The Paschal Candle is a special candle used at every service during the Easter season and at baptisms and funerals year-round. The Paschal Candle—rededicated last evening in our Easter Vigil service—symbolizes the resurrection victory over the darkness of sin and death. It emphasizes the presence of the resurrected Christ and the link between a believer’s baptism and the resurrection (Romans 6).
The name Paschal comes from the Greek, pascha. Before the time of Christ, this word was used for Passover; after Christ, Christians took to using the word when referring to the Festival of the Resurrection (The term Easter came into use in later centuries). On the Paschal Candle are nails, symbolizing the wounds of Christ; a cross, the means by which we are saved through our baptism; two Greek letters, an Alpha [Α] and an Omega [Ω], which remind us of Jesus’ words in St. John’s Revelation (1:8; 22:13), and that he is the beginning and the end; and finally, the candle has the current year, the year of our Lord (“anno domini"; A.D.) 2017.
Throughout the fifty days of Easter, the Paschal Candle traditionally stands near or in front of the altar as a symbol of resurrection. It is lighted for each service and is traditionally extinguished after the reading of the Gospel on Ascension. The Paschal Candle is of substantial size so its important symbolism speaks clearly. Even the stand in which it sits is of great size.
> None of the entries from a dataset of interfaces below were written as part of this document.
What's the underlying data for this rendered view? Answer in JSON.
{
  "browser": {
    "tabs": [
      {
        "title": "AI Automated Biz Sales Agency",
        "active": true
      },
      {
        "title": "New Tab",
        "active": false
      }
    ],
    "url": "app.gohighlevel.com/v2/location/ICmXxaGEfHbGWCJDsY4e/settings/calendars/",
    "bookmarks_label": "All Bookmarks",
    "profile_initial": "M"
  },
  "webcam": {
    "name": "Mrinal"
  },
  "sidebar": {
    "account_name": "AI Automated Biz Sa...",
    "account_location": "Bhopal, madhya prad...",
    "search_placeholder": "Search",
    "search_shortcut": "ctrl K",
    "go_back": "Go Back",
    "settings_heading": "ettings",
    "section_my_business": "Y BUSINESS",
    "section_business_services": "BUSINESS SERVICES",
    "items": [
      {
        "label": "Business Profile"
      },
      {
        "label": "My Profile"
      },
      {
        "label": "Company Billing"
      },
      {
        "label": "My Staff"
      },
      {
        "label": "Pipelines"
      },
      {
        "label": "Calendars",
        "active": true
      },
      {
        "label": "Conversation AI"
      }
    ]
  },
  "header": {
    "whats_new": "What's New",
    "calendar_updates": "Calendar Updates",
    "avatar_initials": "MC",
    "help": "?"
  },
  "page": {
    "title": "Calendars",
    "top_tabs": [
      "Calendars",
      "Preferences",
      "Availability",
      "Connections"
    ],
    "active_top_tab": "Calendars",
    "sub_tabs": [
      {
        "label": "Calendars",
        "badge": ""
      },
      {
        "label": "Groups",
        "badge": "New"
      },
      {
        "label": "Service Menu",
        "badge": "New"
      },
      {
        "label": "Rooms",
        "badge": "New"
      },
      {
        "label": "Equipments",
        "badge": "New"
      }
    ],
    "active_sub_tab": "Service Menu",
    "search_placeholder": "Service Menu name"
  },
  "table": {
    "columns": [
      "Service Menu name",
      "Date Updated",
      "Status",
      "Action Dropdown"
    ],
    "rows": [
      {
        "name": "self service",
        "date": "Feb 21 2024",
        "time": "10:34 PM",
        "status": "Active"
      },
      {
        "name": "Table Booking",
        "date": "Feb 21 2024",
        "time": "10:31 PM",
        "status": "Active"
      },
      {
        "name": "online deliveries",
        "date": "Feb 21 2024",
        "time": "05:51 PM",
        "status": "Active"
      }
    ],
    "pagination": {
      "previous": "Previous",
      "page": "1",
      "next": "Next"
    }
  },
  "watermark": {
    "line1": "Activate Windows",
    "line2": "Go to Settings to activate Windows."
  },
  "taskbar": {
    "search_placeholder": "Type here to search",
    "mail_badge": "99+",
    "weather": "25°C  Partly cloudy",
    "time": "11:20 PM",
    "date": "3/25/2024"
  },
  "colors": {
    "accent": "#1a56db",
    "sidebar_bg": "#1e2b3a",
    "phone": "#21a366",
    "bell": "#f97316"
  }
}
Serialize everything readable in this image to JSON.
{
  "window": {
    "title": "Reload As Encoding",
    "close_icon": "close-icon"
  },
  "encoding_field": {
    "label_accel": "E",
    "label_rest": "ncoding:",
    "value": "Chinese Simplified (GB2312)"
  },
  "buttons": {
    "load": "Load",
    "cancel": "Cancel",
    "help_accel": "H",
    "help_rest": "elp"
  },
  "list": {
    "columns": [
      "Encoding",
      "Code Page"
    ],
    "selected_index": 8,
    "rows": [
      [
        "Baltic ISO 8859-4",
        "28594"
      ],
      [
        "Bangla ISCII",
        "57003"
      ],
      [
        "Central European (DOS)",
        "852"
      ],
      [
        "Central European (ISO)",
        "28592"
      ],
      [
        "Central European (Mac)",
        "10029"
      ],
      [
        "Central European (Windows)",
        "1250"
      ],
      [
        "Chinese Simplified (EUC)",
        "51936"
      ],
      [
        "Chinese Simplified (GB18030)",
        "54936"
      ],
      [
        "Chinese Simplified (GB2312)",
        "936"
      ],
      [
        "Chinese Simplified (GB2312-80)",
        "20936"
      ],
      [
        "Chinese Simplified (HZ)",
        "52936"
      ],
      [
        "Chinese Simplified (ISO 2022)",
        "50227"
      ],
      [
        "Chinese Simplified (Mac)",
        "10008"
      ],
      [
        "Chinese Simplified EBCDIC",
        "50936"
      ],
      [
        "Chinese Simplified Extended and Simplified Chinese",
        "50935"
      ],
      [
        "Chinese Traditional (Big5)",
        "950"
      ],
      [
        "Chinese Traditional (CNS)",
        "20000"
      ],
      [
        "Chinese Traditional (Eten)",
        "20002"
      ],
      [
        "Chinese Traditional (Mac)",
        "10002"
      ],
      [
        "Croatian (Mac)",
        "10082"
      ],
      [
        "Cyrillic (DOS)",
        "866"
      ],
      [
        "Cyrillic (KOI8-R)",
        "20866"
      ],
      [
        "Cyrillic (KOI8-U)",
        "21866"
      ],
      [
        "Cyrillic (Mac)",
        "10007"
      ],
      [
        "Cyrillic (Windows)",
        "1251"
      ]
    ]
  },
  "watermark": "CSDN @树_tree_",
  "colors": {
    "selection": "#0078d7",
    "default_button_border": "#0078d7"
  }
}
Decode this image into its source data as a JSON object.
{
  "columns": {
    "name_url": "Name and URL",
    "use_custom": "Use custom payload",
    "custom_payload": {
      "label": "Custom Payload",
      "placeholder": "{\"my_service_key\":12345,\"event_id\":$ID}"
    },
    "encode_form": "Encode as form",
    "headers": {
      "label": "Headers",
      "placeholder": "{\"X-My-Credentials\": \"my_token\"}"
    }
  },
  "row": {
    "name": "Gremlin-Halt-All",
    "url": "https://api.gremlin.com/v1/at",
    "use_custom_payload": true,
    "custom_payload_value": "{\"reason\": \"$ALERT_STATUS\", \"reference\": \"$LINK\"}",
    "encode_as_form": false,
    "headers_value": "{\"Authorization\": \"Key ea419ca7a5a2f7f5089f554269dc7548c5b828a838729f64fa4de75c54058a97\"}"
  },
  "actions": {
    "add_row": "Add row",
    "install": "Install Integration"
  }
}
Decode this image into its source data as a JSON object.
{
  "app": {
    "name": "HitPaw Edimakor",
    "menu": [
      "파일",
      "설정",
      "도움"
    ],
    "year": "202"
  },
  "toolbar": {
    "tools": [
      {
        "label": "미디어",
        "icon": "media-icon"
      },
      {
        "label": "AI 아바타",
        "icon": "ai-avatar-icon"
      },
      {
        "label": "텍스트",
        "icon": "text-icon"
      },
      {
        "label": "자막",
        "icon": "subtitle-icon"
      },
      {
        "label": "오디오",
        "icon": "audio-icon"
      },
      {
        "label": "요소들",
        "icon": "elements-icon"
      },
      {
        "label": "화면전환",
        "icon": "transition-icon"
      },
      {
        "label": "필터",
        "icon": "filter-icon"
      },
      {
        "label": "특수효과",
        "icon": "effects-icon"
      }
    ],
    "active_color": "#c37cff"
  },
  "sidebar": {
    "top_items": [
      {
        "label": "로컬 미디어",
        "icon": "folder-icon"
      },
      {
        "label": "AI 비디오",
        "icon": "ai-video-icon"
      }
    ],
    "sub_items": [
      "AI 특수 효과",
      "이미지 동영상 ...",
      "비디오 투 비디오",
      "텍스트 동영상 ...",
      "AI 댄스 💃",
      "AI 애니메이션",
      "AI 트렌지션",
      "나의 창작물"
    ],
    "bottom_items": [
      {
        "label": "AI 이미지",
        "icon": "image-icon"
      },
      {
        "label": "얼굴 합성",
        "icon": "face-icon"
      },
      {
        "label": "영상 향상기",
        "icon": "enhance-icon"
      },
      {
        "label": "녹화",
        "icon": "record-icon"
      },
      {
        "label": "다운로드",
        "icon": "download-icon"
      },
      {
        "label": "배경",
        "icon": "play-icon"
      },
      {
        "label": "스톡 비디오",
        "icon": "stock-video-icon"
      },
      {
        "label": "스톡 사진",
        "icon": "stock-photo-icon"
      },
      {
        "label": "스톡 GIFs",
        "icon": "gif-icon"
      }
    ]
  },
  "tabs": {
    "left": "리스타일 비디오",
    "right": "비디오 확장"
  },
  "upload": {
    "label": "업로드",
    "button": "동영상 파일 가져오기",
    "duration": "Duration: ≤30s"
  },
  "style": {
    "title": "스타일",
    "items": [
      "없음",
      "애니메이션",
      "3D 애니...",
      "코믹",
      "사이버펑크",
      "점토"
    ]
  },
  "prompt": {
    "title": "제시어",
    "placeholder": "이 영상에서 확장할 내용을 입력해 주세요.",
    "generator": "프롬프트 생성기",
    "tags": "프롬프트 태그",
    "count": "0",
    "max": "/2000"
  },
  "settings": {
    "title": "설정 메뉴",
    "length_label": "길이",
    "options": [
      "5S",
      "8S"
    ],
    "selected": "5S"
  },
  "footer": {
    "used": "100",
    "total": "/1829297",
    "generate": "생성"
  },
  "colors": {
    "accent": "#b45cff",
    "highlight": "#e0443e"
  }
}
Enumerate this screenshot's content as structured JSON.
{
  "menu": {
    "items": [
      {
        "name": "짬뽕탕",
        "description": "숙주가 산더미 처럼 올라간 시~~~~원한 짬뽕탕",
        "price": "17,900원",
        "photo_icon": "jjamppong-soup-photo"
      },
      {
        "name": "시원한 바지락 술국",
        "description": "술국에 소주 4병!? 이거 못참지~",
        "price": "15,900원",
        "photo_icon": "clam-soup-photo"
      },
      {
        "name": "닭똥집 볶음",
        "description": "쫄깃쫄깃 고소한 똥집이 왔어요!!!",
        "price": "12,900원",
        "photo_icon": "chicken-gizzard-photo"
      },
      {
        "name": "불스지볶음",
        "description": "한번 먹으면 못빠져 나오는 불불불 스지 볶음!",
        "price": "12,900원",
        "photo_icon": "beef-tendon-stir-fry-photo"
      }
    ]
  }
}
As the Ad-vent candles bring wonderful meaning to the celebration of Advent, so the Paschal Candle is intended to add meaningful symbolism to our celebration of Easter, Baptisms, and Christian funerals.